Well, it’s finally here – this week, Yahoo and Microsoft finally opened up the transition process to move existing Yahoo Search Marketing accounts to Microsoft AdCenter management. If you have a Yahoo account, you probably had to click a button sometime this week indicating your intentions for the future of your account. A lot of you probably already have experience with Microsoft, but if you’re new to the platform there are three things you should be aware of before you complete your transition.
- Keyword Match Types – Yahoo has always been the odd man out when it comes to keyword match types. “Standard” and “Advanced” aren’t the industry standard, and could be a bit vague and confusing at times. Fortunately, Microsoft works with more familiar definitions of keyword match types. In AdCenter, you have exact match, phrase match, and broad match. Exact match means that your ads will show only when a user enters the exact keyword you’re bidding on. Phrase match means that your ad will show when a user enters the exact keyword you are bidding on, plus any additional words before or after that particular phrase. And broad match means that Microsoft will show ads on queries that it finds somewhat relevant to the keyword you’re bidding on. If you’ve worked in Google, you’re already familiar with these definitions. Yahoo match types kind of sucked anyway – good riddance!

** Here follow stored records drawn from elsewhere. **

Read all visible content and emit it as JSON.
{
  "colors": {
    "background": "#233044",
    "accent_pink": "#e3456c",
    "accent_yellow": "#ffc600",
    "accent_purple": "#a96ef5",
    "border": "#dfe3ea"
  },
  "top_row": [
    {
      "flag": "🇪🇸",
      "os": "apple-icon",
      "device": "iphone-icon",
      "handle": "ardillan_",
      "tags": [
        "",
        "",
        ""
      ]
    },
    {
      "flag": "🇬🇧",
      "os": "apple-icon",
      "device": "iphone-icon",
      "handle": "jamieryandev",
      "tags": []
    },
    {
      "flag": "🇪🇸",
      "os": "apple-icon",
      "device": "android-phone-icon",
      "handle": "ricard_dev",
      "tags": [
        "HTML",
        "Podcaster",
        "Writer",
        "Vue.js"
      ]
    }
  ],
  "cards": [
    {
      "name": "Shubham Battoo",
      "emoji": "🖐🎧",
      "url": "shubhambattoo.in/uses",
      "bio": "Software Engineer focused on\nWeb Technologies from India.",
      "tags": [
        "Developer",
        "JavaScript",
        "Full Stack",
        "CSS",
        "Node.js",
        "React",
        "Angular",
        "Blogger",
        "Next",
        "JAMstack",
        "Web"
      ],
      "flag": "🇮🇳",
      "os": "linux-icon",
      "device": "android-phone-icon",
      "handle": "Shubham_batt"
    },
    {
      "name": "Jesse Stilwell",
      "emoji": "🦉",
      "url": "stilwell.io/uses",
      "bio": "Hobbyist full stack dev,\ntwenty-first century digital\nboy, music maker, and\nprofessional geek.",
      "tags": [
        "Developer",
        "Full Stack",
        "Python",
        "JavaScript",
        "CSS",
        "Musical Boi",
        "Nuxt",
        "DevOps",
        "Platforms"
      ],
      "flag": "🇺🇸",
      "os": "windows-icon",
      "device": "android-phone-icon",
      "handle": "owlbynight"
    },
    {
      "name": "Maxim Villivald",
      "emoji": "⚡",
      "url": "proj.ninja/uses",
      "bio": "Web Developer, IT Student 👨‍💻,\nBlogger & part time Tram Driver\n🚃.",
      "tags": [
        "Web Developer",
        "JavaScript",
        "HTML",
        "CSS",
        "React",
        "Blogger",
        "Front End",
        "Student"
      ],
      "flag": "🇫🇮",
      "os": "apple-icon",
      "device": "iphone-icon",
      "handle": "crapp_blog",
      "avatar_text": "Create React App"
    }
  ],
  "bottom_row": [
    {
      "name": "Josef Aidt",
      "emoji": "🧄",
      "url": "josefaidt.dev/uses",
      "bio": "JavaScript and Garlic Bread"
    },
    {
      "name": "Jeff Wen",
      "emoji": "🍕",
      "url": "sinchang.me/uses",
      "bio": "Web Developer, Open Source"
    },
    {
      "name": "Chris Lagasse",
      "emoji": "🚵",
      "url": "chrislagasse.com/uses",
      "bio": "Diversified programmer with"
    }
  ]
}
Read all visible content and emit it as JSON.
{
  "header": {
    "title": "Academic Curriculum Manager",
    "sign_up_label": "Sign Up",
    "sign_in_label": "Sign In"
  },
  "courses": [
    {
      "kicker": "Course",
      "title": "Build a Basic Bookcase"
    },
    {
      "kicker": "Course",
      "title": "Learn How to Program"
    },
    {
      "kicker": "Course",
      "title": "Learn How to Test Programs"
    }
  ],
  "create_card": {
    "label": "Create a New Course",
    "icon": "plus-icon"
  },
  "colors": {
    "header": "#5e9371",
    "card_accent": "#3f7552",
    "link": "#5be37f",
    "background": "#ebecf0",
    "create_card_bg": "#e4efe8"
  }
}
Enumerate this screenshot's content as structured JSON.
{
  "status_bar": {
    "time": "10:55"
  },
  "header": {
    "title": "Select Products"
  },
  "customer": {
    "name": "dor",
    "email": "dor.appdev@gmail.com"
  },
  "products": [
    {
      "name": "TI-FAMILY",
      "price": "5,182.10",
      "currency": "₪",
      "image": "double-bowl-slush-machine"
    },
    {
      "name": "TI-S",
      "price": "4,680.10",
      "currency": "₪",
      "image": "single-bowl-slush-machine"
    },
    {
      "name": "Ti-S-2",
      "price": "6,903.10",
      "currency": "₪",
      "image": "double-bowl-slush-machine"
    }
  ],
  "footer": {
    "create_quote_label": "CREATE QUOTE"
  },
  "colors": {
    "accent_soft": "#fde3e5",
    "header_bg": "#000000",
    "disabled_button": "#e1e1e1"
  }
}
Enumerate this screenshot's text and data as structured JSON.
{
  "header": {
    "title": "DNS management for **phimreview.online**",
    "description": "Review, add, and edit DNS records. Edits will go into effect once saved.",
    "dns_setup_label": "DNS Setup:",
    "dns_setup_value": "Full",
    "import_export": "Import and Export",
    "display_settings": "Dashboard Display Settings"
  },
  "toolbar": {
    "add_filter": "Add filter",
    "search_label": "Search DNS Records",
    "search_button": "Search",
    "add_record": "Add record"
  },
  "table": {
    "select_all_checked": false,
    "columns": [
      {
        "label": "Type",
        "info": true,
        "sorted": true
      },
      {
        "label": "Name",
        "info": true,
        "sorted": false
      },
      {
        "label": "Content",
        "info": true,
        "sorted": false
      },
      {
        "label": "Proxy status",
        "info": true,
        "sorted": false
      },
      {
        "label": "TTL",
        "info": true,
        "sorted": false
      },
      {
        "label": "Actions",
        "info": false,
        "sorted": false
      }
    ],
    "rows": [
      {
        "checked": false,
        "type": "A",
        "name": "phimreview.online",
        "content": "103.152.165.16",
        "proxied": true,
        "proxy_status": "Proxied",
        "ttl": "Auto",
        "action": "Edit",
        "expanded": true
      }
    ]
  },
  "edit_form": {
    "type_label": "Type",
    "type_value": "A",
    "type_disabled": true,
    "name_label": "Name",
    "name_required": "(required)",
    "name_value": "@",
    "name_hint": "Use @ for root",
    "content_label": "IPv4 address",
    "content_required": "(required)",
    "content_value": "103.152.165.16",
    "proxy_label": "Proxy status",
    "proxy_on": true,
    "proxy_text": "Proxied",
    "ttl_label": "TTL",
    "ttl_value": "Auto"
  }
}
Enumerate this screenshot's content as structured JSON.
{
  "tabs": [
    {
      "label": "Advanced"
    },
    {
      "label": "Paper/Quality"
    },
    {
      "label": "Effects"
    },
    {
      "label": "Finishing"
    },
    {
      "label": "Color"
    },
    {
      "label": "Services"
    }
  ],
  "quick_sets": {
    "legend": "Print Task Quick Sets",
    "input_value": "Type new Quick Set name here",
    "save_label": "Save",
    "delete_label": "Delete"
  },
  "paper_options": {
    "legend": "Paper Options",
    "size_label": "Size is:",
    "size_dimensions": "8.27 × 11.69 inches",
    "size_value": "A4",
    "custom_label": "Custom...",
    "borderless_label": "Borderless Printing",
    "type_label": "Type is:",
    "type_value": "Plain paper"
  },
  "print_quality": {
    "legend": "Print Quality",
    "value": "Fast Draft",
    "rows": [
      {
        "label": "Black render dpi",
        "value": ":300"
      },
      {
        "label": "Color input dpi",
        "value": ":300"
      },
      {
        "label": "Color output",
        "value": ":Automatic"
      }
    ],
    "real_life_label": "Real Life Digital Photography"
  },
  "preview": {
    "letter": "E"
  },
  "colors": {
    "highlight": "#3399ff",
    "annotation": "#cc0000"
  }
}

- No More “Assists” – Alright, this one I’m actually going to miss. Yahoo was the only major search player that regularly included “assists” in their search marketing stats. An assist is when a user clicks on an ad after searching on a keyword, leaves your site, then returns and converts under a different keyword. The last keyword gets the conversion attributed to it, but the first one gets the assist. Analyzing assists is useful because it lets you determine the value of certain keywords that may seem like they’re not doing too well. For example, you may get a lot of assists on a keyword like “barbecue grill reviews,” since a user is still in their research phrase and not ready to convert. Even though that keyword might not be converting, it is definitely generating business by building that initial awareness of your site. AdCenter does not have this reporting capability yet – hopefully they’ll be adding it in soon as they appropriate Yahoo’s search marketing technology.
- Change Your Conversion Tracking! – With all this excitement in the transition, you’re bound to forget something during the change. Don’t forget to change your conversion tracking snippets! If you’ve been using Yahoo conversion tracking to keep tabs on your metrics, the same system won’t work once you’re using AdCenter. AdCenter has a different tracking snippet that is just as easy to install. Just go to your HTML code on your conversion page, remove the Yahoo code, and paste in the Microsoft code. It’s an easy task to do, but just as easy to forget.
Even though the transition is starting now, Yahoo traffic won’t be fully directing to Bing for a while now. Microsoft/Yahoo is gradually sending a small percentage of traffic to Bing, and then ramping up the percentage as time goes on. This gives you plenty of time to read up on Microsoft AdCenter if you’re not already familiar. But don’t put it off – this stuff is happening now, and you don’t want to be left clueless when the time comes.